ENTRIES SUPPLIED >>
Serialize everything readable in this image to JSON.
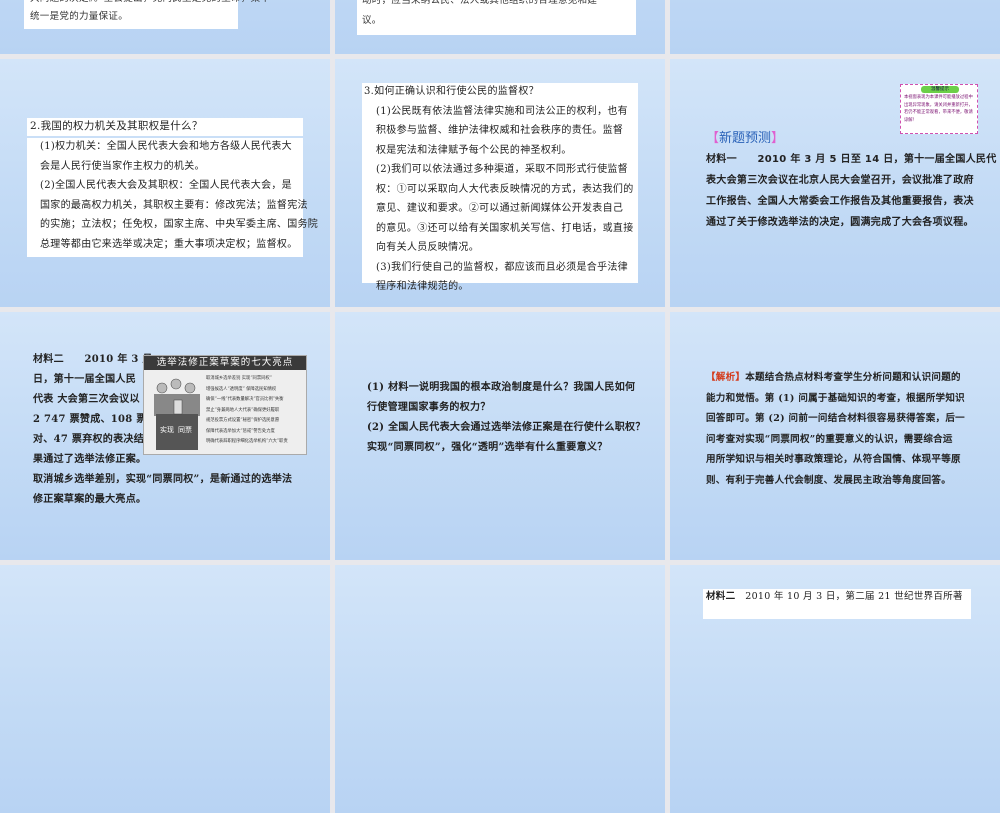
{
  "slides": {
    "s1": {
      "lines": [
        "大问题的决定》。全会提出，党内民主是党的生命，集中",
        "统一是党的力量保证。"
      ]
    },
    "s2": {
      "lines": [
        "动时，应当采纳公民、法人或其他组织的合理意见和建",
        "议。"
      ]
    },
    "s4": {
      "title": "2.我国的权力机关及其职权是什么？",
      "lines": [
        "(1)权力机关：全国人民代表大会和地方各级人民代表大",
        "会是人民行使当家作主权力的机关。",
        "(2)全国人民代表大会及其职权：全国人民代表大会，是",
        "国家的最高权力机关，其职权主要有：修改宪法；监督宪法",
        "的实施；立法权；任免权，国家主席、中央军委主席、国务院",
        "总理等都由它来选举或决定；重大事项决定权；监督权。"
      ]
    },
    "s5": {
      "title": "3.如何正确认识和行使公民的监督权？",
      "lines": [
        "(1)公民既有依法监督法律实施和司法公正的权利，也有",
        "积极参与监督、维护法律权威和社会秩序的责任。监督",
        "权是宪法和法律赋予每个公民的神圣权利。",
        "(2)我们可以依法通过多种渠道，采取不同形式行使监督",
        "权：①可以采取向人大代表反映情况的方式，表达我们的",
        "意见、建议和要求。②可以通过新闻媒体公开发表自己",
        "的意见。③还可以给有关国家机关写信、打电话，或直接",
        "向有关人员反映情况。",
        "(3)我们行使自己的监督权，都应该而且必须是合乎法律",
        "程序和法律规范的。"
      ]
    },
    "s6": {
      "tip_title": "温馨提示",
      "tip_text": "本视窗表现为本课件可能播放过程中出现异常现象，请关闭并重新打开，若仍不能正常观看，带来不便，敬请谅解！",
      "heading": "新题预测",
      "lines": [
        "材料一　　2010 年 3 月 5 日至 14 日，第十一届全国人民代",
        "表大会第三次会议在北京人民大会堂召开，会议批准了政府",
        "工作报告、全国人大常委会工作报告及其他重要报告，表决",
        "通过了关于修改选举法的决定，圆满完成了大会各项议程。"
      ]
    },
    "s7": {
      "lines": [
        "材料二　　2010 年 3 月",
        "日，第十一届全国人民",
        "代表  大会第三次会议以",
        "2 747 票赞成、108 票反",
        "对、47 票弃权的表决结",
        "果通过了选举法修正案。"
      ],
      "tail": [
        "取消城乡选举差别，实现“同票同权”，是新通过的选举法",
        "修正案草案的最大亮点。"
      ],
      "image_title": "选举法修正案草案的七大亮点",
      "image_items": [
        "取消城乡选举差别 实现“同票同权”",
        "增强候选人“透明度” 保障选民知情权",
        "确保“一线”代表数量解决“官员比例”失衡",
        "禁止“身兼两地人大代表”确保更好履职",
        "规范投票方式设置“秘密”保护选民意愿",
        "保障代表选举加大“惩戒”警告处力度",
        "明确代表辞职程序细化选举机构“六大”职责"
      ]
    },
    "s8": {
      "lines": [
        "(1) 材料一说明我国的根本政治制度是什么？我国人民如何",
        "行使管理国家事务的权力？",
        "(2) 全国人民代表大会通过选举法修正案是在行使什么职权？",
        "实现“同票同权”，强化“透明”选举有什么重要意义？"
      ]
    },
    "s9": {
      "tag": "【解析】",
      "lines": [
        "本题结合热点材料考查学生分析问题和认识问题的",
        "能力和觉悟。第 (1) 问属于基础知识的考查，根据所学知识",
        "回答即可。第 (2) 问前一问结合材料很容易获得答案，后一",
        "问考查对实现“同票同权”的重要意义的认识，需要综合运",
        "用所学知识与相关时事政策理论，从符合国情、体现平等原",
        "则、有利于完善人代会制度、发展民主政治等角度回答。"
      ]
    },
    "s12": {
      "label": "材料二",
      "text": "2010 年 10 月 3 日，第二届 21 世纪世界百所著"
    }
  }
}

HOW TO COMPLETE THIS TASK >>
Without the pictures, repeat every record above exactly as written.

FINAL ANSWER >>
Serialize everything readable in this image to JSON.
{
  "slides": {
    "s1": {
      "lines": [
        "大问题的决定》。全会提出，党内民主是党的生命，集中",
        "统一是党的力量保证。"
      ]
    },
    "s2": {
      "lines": [
        "动时，应当采纳公民、法人或其他组织的合理意见和建",
        "议。"
      ]
    },
    "s4": {
      "title": "2.我国的权力机关及其职权是什么？",
      "lines": [
        "(1)权力机关：全国人民代表大会和地方各级人民代表大",
        "会是人民行使当家作主权力的机关。",
        "(2)全国人民代表大会及其职权：全国人民代表大会，是",
        "国家的最高权力机关，其职权主要有：修改宪法；监督宪法",
        "的实施；立法权；任免权，国家主席、中央军委主席、国务院",
        "总理等都由它来选举或决定；重大事项决定权；监督权。"
      ]
    },
    "s5": {
      "title": "3.如何正确认识和行使公民的监督权？",
      "lines": [
        "(1)公民既有依法监督法律实施和司法公正的权利，也有",
        "积极参与监督、维护法律权威和社会秩序的责任。监督",
        "权是宪法和法律赋予每个公民的神圣权利。",
        "(2)我们可以依法通过多种渠道，采取不同形式行使监督",
        "权：①可以采取向人大代表反映情况的方式，表达我们的",
        "意见、建议和要求。②可以通过新闻媒体公开发表自己",
        "的意见。③还可以给有关国家机关写信、打电话，或直接",
        "向有关人员反映情况。",
        "(3)我们行使自己的监督权，都应该而且必须是合乎法律",
        "程序和法律规范的。"
      ]
    },
    "s6": {
      "tip_title": "温馨提示",
      "tip_text": "本视窗表现为本课件可能播放过程中出现异常现象，请关闭并重新打开，若仍不能正常观看，带来不便，敬请谅解！",
      "heading": "新题预测",
      "lines": [
        "材料一　　2010 年 3 月 5 日至 14 日，第十一届全国人民代",
        "表大会第三次会议在北京人民大会堂召开，会议批准了政府",
        "工作报告、全国人大常委会工作报告及其他重要报告，表决",
        "通过了关于修改选举法的决定，圆满完成了大会各项议程。"
      ]
    },
    "s7": {
      "lines": [
        "材料二　　2010 年 3 月",
        "日，第十一届全国人民",
        "代表  大会第三次会议以",
        "2 747 票赞成、108 票反",
        "对、47 票弃权的表决结",
        "果通过了选举法修正案。"
      ],
      "tail": [
        "取消城乡选举差别，实现“同票同权”，是新通过的选举法",
        "修正案草案的最大亮点。"
      ],
      "image_title": "选举法修正案草案的七大亮点",
      "image_items": [
        "取消城乡选举差别 实现“同票同权”",
        "增强候选人“透明度” 保障选民知情权",
        "确保“一线”代表数量解决“官员比例”失衡",
        "禁止“身兼两地人大代表”确保更好履职",
        "规范投票方式设置“秘密”保护选民意愿",
        "保障代表选举加大“惩戒”警告处力度",
        "明确代表辞职程序细化选举机构“六大”职责"
      ]
    },
    "s8": {
      "lines": [
        "(1) 材料一说明我国的根本政治制度是什么？我国人民如何",
        "行使管理国家事务的权力？",
        "(2) 全国人民代表大会通过选举法修正案是在行使什么职权？",
        "实现“同票同权”，强化“透明”选举有什么重要意义？"
      ]
    },
    "s9": {
      "tag": "【解析】",
      "lines": [
        "本题结合热点材料考查学生分析问题和认识问题的",
        "能力和觉悟。第 (1) 问属于基础知识的考查，根据所学知识",
        "回答即可。第 (2) 问前一问结合材料很容易获得答案，后一",
        "问考查对实现“同票同权”的重要意义的认识，需要综合运",
        "用所学知识与相关时事政策理论，从符合国情、体现平等原",
        "则、有利于完善人代会制度、发展民主政治等角度回答。"
      ]
    },
    "s12": {
      "label": "材料二",
      "text": "2010 年 10 月 3 日，第二届 21 世纪世界百所著"
    }
  }
}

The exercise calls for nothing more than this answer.